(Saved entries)
----------------------------------------

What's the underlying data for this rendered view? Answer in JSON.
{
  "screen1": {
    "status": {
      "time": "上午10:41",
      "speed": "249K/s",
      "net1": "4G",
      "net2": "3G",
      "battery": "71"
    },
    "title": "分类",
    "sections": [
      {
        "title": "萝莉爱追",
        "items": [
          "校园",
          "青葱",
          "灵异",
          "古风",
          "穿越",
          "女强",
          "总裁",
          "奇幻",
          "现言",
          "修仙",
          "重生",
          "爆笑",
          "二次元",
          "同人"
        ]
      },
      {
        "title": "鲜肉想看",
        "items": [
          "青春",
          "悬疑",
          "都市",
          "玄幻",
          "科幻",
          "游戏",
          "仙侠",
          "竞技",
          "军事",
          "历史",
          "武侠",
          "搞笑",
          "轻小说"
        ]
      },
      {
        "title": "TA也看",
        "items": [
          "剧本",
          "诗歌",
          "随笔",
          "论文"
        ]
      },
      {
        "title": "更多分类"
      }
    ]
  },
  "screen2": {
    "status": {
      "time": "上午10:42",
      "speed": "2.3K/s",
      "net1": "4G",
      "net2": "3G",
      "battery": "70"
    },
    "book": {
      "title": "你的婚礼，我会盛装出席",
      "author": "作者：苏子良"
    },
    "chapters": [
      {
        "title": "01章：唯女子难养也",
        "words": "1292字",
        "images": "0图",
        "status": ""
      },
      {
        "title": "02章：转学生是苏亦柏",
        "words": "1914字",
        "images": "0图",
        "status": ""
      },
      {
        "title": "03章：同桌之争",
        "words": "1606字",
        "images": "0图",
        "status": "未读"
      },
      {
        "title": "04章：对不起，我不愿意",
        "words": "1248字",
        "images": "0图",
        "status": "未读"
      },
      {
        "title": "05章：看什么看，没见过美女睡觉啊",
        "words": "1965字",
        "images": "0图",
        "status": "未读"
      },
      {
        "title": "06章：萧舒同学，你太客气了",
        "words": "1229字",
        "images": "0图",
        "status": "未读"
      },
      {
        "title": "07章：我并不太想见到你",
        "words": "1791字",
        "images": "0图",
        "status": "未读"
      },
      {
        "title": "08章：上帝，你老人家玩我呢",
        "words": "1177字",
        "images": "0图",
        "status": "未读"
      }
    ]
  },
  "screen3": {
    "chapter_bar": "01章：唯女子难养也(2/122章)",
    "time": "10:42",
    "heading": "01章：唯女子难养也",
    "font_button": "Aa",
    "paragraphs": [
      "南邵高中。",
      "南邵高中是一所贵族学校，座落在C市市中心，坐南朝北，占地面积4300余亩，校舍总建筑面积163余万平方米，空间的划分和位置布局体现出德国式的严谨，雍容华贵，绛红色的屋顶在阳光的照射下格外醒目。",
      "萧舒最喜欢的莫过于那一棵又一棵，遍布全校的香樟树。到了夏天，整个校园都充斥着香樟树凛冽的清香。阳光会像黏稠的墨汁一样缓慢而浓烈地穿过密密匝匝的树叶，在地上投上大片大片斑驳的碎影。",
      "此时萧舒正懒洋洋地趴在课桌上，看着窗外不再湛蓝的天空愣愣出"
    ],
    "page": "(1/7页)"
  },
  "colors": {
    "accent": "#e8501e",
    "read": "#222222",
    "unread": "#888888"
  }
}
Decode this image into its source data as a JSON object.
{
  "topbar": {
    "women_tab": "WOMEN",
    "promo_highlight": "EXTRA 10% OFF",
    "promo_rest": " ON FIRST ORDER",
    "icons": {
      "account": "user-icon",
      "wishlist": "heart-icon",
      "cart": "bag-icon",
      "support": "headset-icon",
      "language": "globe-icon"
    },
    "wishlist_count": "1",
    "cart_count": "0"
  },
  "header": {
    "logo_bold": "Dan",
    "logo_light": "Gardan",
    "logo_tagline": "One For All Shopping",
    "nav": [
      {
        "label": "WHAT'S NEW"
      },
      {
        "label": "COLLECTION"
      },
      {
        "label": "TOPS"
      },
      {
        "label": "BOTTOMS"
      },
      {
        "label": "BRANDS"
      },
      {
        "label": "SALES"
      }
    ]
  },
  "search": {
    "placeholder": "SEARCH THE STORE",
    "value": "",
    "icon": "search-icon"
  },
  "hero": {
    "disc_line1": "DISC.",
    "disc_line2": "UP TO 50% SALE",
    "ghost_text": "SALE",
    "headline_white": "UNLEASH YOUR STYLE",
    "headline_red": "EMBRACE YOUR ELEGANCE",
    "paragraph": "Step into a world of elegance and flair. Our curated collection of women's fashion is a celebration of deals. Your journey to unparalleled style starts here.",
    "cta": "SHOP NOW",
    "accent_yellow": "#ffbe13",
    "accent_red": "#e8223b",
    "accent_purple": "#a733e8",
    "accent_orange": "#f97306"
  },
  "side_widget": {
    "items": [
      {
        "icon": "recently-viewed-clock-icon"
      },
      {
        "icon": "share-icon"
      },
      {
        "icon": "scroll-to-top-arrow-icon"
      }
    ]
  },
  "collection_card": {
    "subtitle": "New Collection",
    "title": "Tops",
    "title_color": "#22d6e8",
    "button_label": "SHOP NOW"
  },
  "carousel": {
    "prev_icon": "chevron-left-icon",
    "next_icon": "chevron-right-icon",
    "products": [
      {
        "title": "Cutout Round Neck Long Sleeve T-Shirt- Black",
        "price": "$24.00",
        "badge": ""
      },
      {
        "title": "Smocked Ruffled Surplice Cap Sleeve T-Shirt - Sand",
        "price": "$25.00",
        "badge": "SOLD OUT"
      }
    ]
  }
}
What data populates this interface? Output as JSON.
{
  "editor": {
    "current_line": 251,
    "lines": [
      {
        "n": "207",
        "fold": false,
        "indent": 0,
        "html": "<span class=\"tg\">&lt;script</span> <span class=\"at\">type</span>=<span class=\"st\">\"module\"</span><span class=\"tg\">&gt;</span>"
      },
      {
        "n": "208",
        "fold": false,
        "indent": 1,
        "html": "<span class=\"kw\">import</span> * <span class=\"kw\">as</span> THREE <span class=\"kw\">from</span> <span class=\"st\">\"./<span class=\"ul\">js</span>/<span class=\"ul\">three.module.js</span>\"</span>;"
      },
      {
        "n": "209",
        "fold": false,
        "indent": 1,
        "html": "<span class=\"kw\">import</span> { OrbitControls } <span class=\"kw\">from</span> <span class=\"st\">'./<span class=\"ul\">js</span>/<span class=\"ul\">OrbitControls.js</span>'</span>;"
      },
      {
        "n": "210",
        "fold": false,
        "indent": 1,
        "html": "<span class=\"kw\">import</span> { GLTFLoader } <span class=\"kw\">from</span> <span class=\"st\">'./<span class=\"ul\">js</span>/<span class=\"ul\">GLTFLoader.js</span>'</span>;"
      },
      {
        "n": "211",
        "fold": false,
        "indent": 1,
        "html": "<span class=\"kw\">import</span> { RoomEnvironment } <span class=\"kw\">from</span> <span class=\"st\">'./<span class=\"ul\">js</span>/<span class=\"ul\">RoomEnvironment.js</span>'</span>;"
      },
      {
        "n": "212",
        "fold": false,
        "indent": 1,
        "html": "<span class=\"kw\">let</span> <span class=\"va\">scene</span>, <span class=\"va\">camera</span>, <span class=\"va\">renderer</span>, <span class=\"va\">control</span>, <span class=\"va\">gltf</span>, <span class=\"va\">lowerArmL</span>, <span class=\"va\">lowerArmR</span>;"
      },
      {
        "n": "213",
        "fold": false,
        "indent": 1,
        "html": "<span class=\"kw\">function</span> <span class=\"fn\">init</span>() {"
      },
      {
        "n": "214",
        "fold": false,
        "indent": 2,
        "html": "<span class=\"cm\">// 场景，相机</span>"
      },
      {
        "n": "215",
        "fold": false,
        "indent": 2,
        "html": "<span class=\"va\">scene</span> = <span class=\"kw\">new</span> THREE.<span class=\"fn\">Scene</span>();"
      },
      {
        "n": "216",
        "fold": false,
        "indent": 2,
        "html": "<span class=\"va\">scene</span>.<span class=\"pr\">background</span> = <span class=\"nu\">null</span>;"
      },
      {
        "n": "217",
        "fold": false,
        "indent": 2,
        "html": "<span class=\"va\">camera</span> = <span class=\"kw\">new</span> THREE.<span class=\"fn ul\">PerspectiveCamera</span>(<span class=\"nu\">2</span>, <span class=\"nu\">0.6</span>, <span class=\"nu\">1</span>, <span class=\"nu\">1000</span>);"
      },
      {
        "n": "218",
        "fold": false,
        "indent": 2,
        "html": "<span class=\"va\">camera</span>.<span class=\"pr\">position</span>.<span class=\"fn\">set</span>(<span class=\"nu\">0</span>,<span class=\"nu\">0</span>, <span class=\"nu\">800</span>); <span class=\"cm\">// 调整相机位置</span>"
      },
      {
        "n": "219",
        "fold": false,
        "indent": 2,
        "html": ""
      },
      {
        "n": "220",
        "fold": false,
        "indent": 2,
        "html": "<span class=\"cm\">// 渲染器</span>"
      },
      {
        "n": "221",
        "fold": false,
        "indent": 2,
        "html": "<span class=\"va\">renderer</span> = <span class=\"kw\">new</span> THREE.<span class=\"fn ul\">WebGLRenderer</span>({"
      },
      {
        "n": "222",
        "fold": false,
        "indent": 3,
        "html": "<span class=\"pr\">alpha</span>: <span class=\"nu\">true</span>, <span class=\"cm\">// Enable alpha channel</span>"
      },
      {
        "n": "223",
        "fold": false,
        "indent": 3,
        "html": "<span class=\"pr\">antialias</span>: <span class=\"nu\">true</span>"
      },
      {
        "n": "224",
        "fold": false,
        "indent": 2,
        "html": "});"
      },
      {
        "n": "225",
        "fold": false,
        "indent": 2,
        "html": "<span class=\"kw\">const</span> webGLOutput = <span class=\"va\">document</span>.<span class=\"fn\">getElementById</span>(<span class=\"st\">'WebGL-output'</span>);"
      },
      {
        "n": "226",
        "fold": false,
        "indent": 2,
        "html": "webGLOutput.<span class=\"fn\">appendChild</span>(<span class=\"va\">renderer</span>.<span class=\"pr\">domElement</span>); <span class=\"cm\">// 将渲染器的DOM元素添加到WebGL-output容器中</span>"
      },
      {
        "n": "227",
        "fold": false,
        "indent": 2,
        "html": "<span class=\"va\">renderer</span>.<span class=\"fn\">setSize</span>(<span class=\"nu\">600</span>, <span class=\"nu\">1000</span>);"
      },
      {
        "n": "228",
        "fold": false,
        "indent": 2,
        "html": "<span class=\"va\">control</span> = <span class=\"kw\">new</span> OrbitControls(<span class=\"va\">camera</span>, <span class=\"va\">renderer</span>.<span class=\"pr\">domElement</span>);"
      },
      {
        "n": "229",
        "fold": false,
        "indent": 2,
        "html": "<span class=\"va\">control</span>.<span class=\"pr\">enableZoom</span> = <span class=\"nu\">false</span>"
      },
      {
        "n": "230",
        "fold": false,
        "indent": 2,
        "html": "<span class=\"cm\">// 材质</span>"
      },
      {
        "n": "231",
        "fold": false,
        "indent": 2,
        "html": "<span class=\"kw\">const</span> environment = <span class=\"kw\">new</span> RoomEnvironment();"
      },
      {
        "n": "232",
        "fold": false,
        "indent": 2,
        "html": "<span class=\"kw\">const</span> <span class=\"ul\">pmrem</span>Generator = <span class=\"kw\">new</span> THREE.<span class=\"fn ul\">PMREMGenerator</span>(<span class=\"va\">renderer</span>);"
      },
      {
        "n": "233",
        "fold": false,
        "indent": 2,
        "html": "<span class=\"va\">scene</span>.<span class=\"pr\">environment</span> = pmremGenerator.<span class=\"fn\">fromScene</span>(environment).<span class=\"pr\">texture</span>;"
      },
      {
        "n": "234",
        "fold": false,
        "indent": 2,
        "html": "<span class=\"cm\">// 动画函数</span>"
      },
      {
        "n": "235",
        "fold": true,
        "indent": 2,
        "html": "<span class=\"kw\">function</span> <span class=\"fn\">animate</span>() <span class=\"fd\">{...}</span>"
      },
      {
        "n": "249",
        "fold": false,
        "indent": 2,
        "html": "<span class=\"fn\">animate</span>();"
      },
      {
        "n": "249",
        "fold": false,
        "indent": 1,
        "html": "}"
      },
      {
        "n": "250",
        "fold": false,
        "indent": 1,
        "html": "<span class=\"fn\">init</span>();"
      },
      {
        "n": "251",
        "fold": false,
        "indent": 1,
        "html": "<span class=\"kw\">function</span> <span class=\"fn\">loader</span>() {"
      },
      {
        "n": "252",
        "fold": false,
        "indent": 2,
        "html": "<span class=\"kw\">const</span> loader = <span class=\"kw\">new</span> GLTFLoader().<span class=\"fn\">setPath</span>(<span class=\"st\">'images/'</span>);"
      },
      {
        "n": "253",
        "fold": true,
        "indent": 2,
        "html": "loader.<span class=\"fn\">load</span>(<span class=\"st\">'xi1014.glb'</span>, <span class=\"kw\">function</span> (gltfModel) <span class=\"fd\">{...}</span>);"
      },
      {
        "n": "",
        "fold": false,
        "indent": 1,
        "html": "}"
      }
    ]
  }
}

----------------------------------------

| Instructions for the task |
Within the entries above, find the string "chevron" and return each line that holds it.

| Exercise response |
    "prev_icon": "chevron-left-icon",
    "next_icon": "chevron-right-icon",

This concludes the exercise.